Floating solar

Another variant of solar parks are floating solariums. If there is a limitation of the soil, there is the possibility of building photovoltaic parks on the water. In May 2008, Far Niente Winery in Oakville, CA pioneered the world’s first “floatovoltaic” system by installing 994 photovoltaic solar panels on 130 pontoons and floating them in the winery’s irrigation basin. The floating system generates about 477 kW of peak and when combined with a series of cells located adjacent to the pond is able to fully compensate for the electricity consumption of the winery.


The main advantage of a floating system is that it avoids the need to sacrifice a valuable area of ​​land that could be used for another purpose. In the case of Far Niente Winery, the floating system saved three-quarters of an acre that would have been needed for a land system. That area of ​​land can be used instead for agriculture.


Another benefit of a floating solar system is that the panels are kept at a lower temperature than on land, which leads to a higher efficiency of solar energy conversion. Floating panels also reduce the amount of water lost through evaporation and inhibit the growth of algae.




Europe’s largest floating photovoltaic park is now mounted on London’s Queen Elizabeth II water tank. The work is part of Thames Water’s ambitious operation to produce at least a third of its energy by 2020. More than 23,000 photovoltaic panels will be installed on the surface of the water tank, which is not used in any way. The floating pontoon will cover one-tenth of the tank’s surface, the equivalent of eight Wembley stadiums. The renewable energy produced will be used to power the nearby water treatment plant and will have a capacity of 6.3 MW. Specialists expect the network to produce 5.8 million kWh in the first year, the equivalent of annual consumption of about 1,800 households.

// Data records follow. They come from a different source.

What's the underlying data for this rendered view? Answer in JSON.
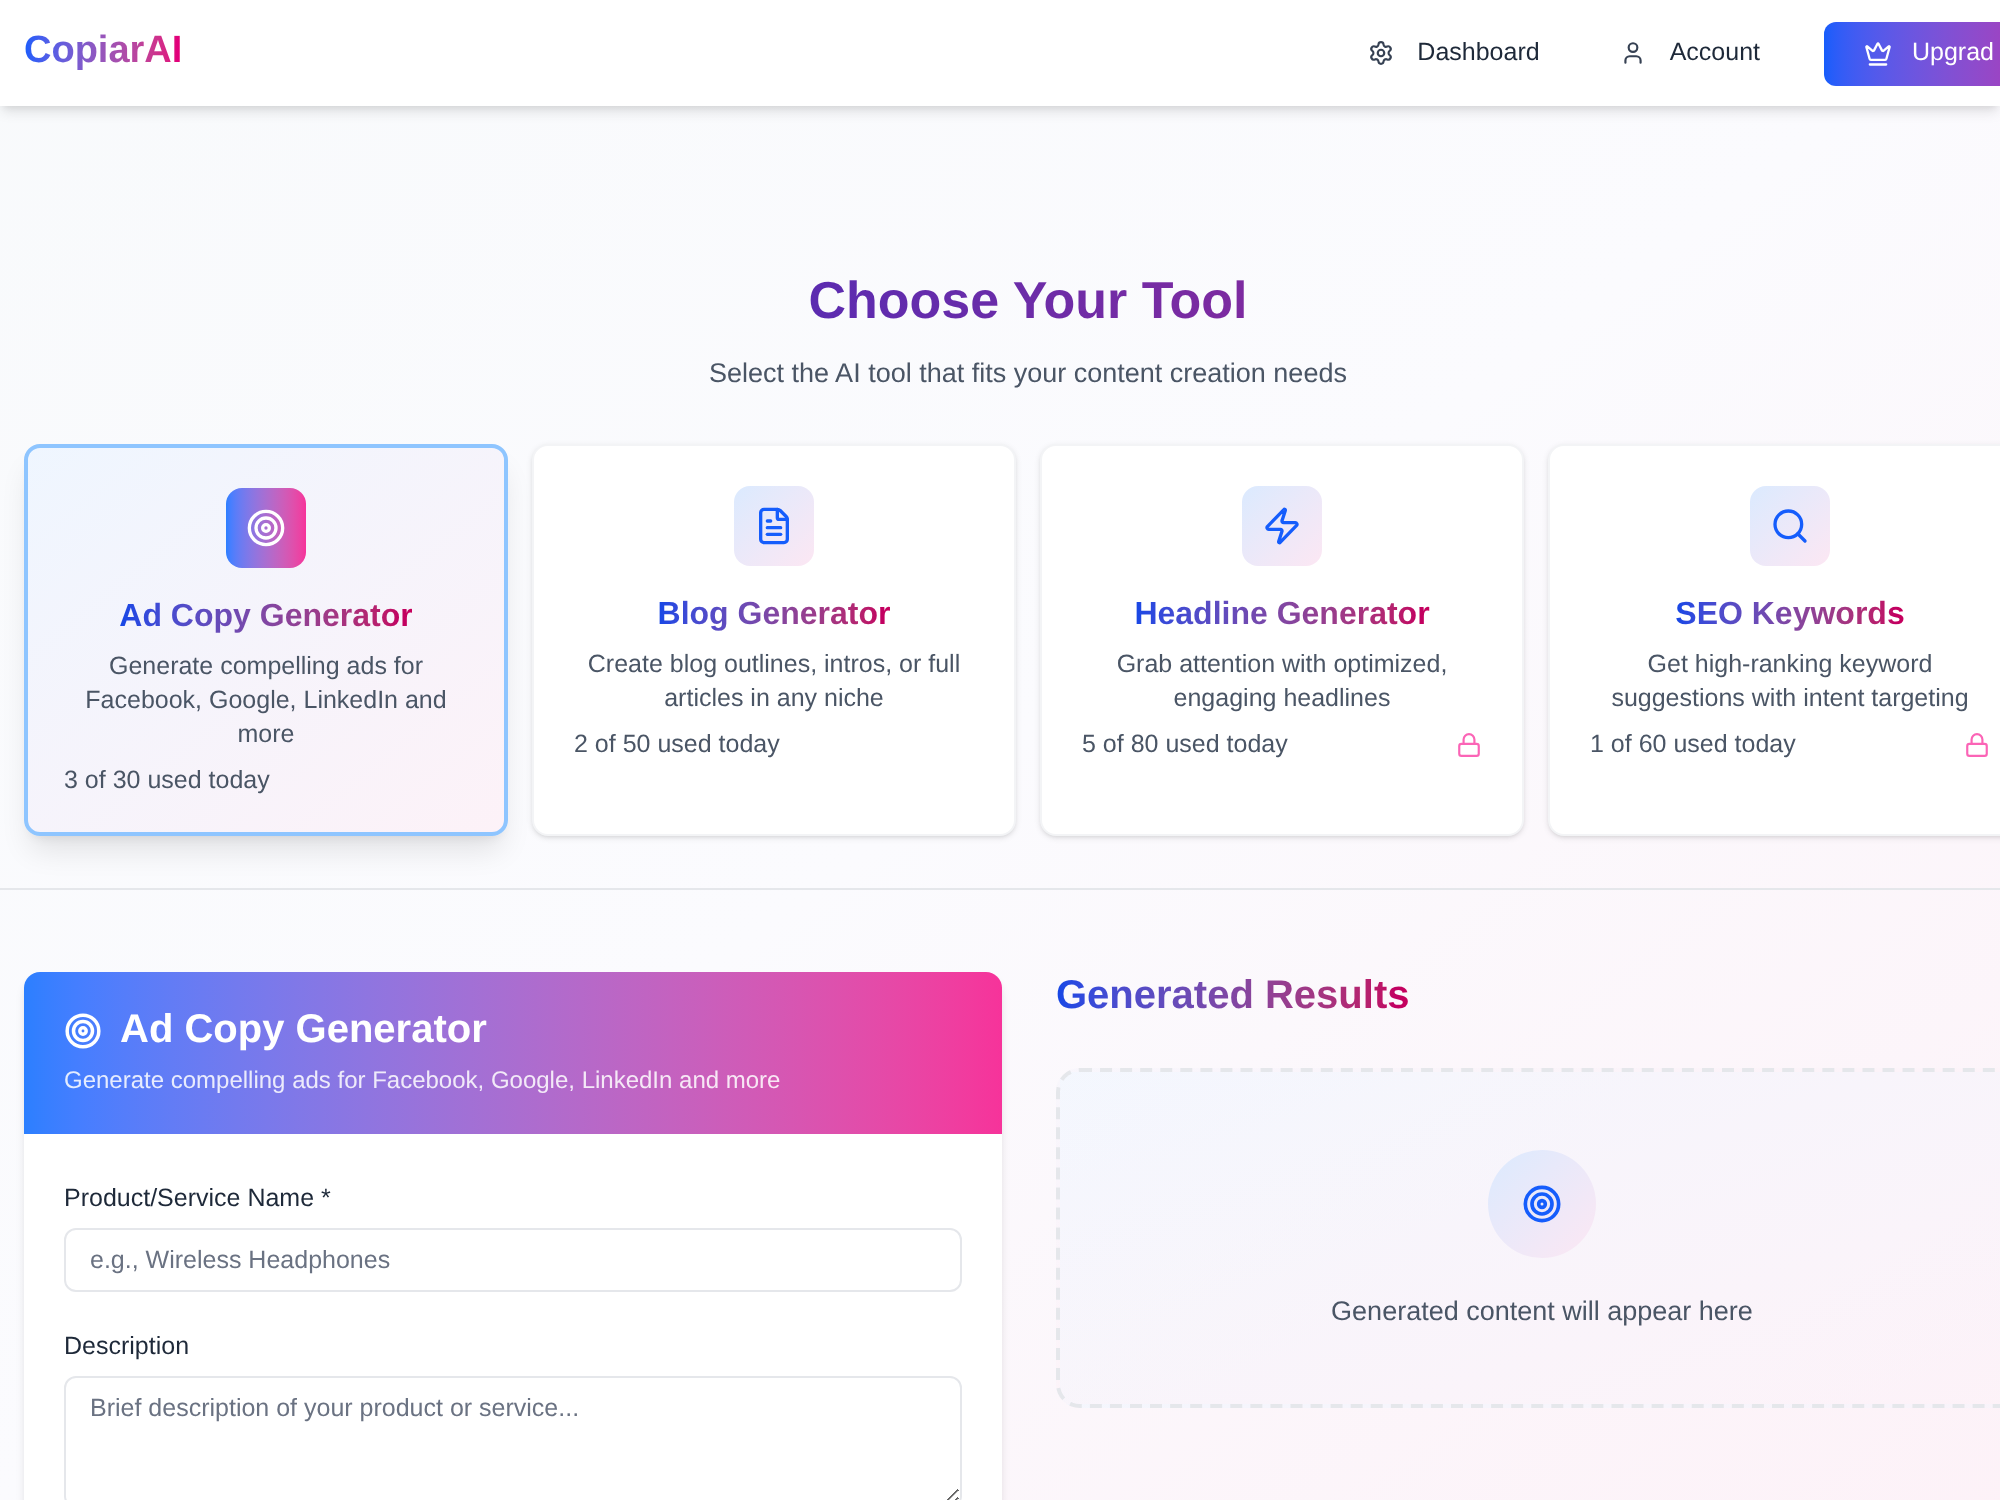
{
  "header": {
    "logo": "CopiarAI",
    "nav": [
      {
        "kind": "link",
        "label": "Dashboard"
      },
      {
        "kind": "link",
        "label": "Account"
      },
      {
        "kind": "button",
        "label": "Upgrad"
      }
    ]
  },
  "hero": {
    "title": "Choose Your Tool",
    "subtitle": "Select the AI tool that fits your content creation needs"
  },
  "tools": [
    {
      "title": "Ad Copy Generator",
      "description": "Generate compelling ads for Facebook, Google, LinkedIn and more",
      "usage": "3 of 30 used today",
      "selected": true,
      "locked": false
    },
    {
      "title": "Blog Generator",
      "description": "Create blog outlines, intros, or full articles in any niche",
      "usage": "2 of 50 used today",
      "selected": false,
      "locked": false
    },
    {
      "title": "Headline Generator",
      "description": "Grab attention with optimized, engaging headlines",
      "usage": "5 of 80 used today",
      "selected": false,
      "locked": true
    },
    {
      "title": "SEO Keywords",
      "description": "Get high-ranking keyword suggestions with intent targeting",
      "usage": "1 of 60 used today",
      "selected": false,
      "locked": true
    }
  ],
  "form": {
    "title": "Ad Copy Generator",
    "subtitle": "Generate compelling ads for Facebook, Google, LinkedIn and more",
    "fields": [
      {
        "kind": "input",
        "label": "Product/Service Name *",
        "placeholder": "e.g., Wireless Headphones"
      },
      {
        "kind": "textarea",
        "label": "Description",
        "placeholder": "Brief description of your product or service..."
      }
    ]
  },
  "results": {
    "title": "Generated Results",
    "empty_message": "Generated content will appear here"
  }
}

Transportation photovoltaic applications

Photovoltaics are increasingly used to provide auxiliary energy in boats and cars. Some cars are equipped with solar-powered air conditioning to limit indoor temperatures on hot days. An autonomous solar vehicle has limited power and utility, but an electric vehicle charged with solar energy allows the use of solar energy for transportation.

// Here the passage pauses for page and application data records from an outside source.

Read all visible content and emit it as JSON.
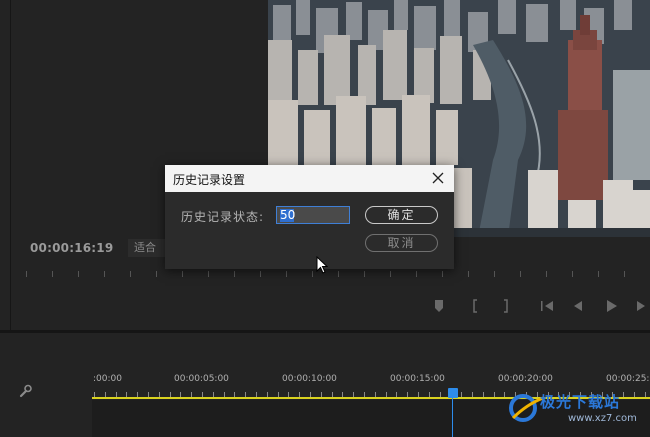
{
  "monitor": {
    "timecode": "00:00:16:19",
    "fit_label": "适合",
    "transport_icons": [
      "marker-icon",
      "in-point-icon",
      "out-point-icon",
      "go-to-in-icon",
      "step-back-icon",
      "play-icon",
      "step-forward-icon"
    ]
  },
  "timeline": {
    "ruler_labels": [
      ":00:00",
      "00:00:05:00",
      "00:00:10:00",
      "00:00:15:00",
      "00:00:20:00",
      "00:00:25:0"
    ],
    "work_area_color": "#d9d21f",
    "playhead_color": "#2d8ceb"
  },
  "dialog": {
    "title": "历史记录设置",
    "history_label": "历史记录状态:",
    "history_value": "50",
    "ok_label": "确定",
    "cancel_label": "取消"
  },
  "watermark": {
    "brand": "极光下载站",
    "url": "www.xz7.com"
  }
}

The Swiss solar aircraft, Solar Impulse 2, obtained the longest non-stop solo flight in history and completed the first solar-powered aerial circumnavigation of 2016.

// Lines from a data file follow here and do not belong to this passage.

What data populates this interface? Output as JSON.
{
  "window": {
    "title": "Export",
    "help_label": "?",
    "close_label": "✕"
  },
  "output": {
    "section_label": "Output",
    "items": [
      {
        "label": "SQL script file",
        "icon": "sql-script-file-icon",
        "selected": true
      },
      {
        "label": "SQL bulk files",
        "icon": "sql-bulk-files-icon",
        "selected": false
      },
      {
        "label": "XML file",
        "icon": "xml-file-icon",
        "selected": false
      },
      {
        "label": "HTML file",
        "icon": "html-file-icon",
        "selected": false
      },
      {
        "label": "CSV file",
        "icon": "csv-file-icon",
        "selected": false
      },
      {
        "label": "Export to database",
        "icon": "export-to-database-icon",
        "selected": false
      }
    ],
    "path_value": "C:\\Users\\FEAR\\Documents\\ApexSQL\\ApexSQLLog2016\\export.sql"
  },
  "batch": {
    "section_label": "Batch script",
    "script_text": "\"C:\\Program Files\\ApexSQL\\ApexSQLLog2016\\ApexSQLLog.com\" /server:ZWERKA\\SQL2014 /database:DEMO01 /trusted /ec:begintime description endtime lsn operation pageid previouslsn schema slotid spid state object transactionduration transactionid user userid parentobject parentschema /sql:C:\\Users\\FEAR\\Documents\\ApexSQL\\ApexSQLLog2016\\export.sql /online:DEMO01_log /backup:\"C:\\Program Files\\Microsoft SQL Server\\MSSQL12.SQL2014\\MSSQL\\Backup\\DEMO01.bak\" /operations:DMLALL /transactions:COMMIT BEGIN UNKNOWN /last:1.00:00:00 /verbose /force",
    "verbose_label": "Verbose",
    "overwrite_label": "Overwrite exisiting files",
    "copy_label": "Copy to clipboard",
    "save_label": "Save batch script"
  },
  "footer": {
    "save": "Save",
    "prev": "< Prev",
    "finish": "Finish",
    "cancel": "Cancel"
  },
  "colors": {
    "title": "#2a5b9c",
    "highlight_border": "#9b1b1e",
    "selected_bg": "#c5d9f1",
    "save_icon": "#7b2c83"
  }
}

Telecommunications and signaling

Photovoltaic solar power is ideal for telecommunications applications, such as local telephone, radio and television services and other forms of electronic communications connections. This is because in most telecommunications applications, storage batteries are already in use and the electrical system is practically DC. On hilly and mountainous terrain, radio and TV signals may not reach because they are blocked or reflected back due to the undulating terrain. In these locations, low power transmitters (LPT) are installed to receive and retransmit the signal to the local population.

Spacecraft applications

Solar panels on spacecraft are usually the only source of energy to run sensors, active heating and cooling, and communications. A battery stores this energy for use when the solar panels are in the shade. In some, power is also used to propel the spacecraft – electric propulsion. Spacecraft have been one of the oldest applications of photovoltaics, starting with the silicon solar cells used on the Vanguard 1 satellite, launched by the US in 1958. Since then, solar energy has been used in missions between the MESSENGER spacecraft and Mercury. in the solar system, at the Juno probe to Jupiter. The largest system of solar energy thrown into space is the electrical system of the International Space Station. To increase the power generated per kilogram, typical solar panels for spacecraft use high-efficiency, high-efficiency rectangular solar cells packed in gallium arsenide (GaAs) and other semiconductor materials.

Sources: – photo floating solar Europa – photo Solar Impulse 2 – photo spacecraft applications